On Sunday, September 16th, 2018, JUNO had this to say in The Irish Independent:
My name is Juno, and I’m a vet’s dog.
My story begins in Northern Ireland, where as a pup I was left on the side of a road in a thunderstorm. Hours later, drenched and in a state of shock, I was found by a family and brought into a local vet clinic. Here, I not only found my forever person, Laura, but I also found my life’s calling.
Laura was a vet student seeing practice there. She and I immediately connected, and from there I pursued her life’s passion alongside her-literally. She carried me in her back pack to all her vet lectures at UCD and then after she qualified we crossed the ocean to America. Here I came into my own as a vet’s dog, finding I could often detect illness and pain in our patients before Laura could. I think this is most likely due to my heightened canine senses and intuition, of which humans seem to have little, even my Laura.
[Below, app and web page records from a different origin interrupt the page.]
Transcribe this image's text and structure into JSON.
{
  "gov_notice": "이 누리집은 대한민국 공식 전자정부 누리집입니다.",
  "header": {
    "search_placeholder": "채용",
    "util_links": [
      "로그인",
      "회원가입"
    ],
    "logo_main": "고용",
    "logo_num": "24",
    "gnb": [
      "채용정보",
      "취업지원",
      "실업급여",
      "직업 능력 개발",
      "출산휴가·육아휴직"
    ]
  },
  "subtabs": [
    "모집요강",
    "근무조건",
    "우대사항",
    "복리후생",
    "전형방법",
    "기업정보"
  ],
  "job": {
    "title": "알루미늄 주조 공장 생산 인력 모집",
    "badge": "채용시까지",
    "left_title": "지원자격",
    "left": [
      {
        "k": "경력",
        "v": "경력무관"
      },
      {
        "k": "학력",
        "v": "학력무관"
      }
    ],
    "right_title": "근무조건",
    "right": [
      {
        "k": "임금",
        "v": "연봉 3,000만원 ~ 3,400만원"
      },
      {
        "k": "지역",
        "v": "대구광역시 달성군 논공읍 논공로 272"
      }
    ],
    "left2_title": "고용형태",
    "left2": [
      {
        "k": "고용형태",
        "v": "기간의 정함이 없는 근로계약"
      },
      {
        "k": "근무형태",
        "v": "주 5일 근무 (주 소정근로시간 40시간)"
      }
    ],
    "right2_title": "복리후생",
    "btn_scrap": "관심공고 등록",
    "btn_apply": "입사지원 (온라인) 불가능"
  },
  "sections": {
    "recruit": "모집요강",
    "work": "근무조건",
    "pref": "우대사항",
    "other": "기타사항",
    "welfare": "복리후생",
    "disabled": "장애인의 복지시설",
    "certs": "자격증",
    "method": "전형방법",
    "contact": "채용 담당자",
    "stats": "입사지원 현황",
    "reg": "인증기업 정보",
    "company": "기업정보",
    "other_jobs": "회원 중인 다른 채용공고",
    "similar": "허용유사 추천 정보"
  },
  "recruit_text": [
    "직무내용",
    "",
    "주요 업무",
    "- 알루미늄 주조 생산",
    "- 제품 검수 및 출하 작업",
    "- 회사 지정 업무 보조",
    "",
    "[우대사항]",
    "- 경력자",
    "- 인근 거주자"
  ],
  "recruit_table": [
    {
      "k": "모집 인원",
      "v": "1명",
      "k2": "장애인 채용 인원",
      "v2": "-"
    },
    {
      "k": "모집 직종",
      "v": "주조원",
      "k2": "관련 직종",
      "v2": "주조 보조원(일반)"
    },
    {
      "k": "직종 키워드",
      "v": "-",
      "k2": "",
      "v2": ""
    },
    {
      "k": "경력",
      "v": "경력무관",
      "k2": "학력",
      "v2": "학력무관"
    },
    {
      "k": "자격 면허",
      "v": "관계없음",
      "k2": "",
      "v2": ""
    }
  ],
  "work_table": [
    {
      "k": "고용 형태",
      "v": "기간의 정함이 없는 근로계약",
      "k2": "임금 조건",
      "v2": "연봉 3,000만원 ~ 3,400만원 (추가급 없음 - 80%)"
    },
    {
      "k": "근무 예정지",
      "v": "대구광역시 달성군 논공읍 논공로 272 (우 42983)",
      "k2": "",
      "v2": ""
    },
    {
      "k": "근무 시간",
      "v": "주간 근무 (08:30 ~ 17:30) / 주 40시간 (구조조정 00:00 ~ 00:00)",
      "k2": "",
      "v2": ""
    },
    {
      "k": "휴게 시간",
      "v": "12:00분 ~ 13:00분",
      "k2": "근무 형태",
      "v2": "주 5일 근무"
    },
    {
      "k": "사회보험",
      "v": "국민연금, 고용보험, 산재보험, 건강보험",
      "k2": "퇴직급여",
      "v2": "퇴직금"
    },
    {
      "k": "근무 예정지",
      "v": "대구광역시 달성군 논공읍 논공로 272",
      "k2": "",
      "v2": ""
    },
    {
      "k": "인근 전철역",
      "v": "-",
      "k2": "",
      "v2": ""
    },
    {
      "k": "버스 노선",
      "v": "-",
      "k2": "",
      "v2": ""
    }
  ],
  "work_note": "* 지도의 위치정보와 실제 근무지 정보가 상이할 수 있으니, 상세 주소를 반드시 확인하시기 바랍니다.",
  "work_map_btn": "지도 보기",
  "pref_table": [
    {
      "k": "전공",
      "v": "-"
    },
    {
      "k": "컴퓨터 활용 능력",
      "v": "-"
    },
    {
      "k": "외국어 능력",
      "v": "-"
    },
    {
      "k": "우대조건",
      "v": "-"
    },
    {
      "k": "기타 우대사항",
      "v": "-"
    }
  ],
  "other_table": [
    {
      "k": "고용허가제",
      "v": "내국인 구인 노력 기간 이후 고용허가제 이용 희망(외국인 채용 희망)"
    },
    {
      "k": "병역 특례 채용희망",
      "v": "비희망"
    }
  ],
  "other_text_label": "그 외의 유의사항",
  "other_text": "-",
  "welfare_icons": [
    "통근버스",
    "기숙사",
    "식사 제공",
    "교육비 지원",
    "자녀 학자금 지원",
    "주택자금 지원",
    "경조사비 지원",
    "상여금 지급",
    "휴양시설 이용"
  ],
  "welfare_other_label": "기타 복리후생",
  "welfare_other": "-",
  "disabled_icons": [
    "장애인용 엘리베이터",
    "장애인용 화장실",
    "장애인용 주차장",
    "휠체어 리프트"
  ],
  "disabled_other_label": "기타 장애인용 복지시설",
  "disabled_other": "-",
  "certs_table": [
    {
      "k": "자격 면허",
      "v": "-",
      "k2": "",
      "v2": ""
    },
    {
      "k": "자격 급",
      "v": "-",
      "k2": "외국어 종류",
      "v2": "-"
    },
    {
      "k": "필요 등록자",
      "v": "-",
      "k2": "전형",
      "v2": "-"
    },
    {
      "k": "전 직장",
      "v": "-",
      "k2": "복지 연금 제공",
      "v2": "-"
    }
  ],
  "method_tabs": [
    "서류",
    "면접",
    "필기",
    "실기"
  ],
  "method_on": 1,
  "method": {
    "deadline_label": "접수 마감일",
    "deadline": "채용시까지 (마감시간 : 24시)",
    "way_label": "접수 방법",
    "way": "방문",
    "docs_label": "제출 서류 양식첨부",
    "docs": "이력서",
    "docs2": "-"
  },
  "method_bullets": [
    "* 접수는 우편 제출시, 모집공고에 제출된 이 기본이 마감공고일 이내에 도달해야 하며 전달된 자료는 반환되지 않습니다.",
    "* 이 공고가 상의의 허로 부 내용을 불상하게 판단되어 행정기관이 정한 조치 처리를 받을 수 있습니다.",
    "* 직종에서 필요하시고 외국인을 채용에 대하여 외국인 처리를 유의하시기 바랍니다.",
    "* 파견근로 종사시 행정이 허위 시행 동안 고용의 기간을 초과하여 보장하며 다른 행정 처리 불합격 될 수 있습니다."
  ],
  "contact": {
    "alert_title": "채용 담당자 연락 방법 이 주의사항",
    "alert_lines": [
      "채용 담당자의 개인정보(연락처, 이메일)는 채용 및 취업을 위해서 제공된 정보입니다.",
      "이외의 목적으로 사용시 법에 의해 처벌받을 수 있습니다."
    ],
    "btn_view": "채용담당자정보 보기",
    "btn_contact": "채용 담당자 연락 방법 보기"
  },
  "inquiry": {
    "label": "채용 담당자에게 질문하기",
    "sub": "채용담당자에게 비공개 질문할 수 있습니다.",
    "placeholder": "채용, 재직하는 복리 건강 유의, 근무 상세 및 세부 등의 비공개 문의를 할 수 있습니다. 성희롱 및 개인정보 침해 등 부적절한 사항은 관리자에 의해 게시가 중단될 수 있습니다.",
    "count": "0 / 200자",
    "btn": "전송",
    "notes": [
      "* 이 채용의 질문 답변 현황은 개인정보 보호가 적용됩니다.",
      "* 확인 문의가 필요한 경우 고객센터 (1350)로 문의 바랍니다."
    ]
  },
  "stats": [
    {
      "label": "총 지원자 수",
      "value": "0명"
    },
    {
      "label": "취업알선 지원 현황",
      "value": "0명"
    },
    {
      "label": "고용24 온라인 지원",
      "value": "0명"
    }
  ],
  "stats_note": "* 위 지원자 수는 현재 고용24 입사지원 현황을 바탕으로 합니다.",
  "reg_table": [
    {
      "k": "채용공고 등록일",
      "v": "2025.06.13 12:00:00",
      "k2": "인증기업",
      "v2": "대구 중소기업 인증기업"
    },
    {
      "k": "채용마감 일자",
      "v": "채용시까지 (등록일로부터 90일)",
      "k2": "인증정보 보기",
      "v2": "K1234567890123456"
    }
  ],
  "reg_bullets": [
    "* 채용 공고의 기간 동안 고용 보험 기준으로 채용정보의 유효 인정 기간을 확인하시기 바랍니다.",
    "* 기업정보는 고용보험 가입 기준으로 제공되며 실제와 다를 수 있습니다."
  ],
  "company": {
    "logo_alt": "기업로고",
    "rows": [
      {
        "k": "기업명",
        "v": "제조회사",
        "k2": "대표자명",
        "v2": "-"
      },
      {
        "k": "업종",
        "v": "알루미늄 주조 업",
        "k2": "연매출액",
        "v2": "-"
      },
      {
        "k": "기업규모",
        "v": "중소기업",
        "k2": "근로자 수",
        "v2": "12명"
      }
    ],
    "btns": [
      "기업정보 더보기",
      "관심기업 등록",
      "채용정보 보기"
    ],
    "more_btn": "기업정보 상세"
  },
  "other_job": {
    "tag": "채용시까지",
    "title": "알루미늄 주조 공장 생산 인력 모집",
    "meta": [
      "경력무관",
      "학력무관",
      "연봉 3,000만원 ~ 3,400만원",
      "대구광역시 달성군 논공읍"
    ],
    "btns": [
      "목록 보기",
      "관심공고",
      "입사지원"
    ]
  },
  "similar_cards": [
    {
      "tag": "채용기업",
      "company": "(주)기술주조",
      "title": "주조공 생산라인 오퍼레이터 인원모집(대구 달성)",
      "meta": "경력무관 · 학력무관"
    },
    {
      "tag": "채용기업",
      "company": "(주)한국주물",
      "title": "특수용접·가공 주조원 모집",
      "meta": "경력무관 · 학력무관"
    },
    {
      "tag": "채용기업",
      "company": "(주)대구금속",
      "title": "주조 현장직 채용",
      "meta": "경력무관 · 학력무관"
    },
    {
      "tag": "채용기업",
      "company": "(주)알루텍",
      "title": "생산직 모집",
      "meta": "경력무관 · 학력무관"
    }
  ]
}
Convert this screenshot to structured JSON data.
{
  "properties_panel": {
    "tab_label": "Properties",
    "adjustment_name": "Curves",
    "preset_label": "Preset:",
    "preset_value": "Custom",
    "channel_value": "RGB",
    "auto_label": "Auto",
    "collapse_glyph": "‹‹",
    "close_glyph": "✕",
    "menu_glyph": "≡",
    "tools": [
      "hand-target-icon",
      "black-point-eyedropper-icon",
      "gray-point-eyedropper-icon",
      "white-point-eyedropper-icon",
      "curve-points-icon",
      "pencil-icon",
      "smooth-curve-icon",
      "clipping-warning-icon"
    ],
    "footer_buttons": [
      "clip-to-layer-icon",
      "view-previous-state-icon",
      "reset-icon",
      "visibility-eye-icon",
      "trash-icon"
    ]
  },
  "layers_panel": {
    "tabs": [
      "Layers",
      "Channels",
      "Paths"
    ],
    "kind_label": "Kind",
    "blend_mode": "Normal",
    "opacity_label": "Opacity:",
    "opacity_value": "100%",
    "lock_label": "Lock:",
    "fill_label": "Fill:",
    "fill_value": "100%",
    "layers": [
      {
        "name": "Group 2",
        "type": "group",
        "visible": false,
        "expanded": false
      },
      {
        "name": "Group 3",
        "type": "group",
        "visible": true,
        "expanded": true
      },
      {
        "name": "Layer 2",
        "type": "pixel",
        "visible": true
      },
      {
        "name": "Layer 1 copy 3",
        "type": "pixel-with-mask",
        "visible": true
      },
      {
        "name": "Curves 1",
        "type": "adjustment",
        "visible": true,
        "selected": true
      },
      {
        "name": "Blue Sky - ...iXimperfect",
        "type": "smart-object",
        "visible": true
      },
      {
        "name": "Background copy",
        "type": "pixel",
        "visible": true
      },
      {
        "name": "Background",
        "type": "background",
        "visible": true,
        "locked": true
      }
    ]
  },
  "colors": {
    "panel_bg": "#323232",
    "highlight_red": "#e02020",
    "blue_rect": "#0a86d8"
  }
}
On her night shifts in Miami during her medicine and surgery internship I was at her heels every step of the way; from seizing ferrets and ridiculous raccoons getting their heads stuck in tin cans, to dogs eating entire chess sets due to anxiety! And that poor dwarf hamster, Milly, who accidently got sucked up into a vacuum cleaner on Christmas Eve! Oh, the antics of small animal veterinary medicine…But I’m digressing.
We then travelled up to Philadelphia for a few years and are now back again in Ireland, specifically Galway. We settled beside a little sheep farm, where lambing season is particularly exciting; midnight c-sections and hundreds of little lambs getting into the most heinous situations. I’ve found I have a proclivity for sheep farming, especially after that time I single pawedly coached Marigold through her birth of lamb triplets last year. (I’m currently working on my personal memoirs regarding our veterninary adventures, so watch this space!) Yes, we’re busy, but we’re following a calling. I’m eleven years old, and not getting any more pup-like, but as a terrier I’ll hopefully be blessed with longevity. The longer I’m in this world to assist Laura, the more good we can do for all creatures, great and small.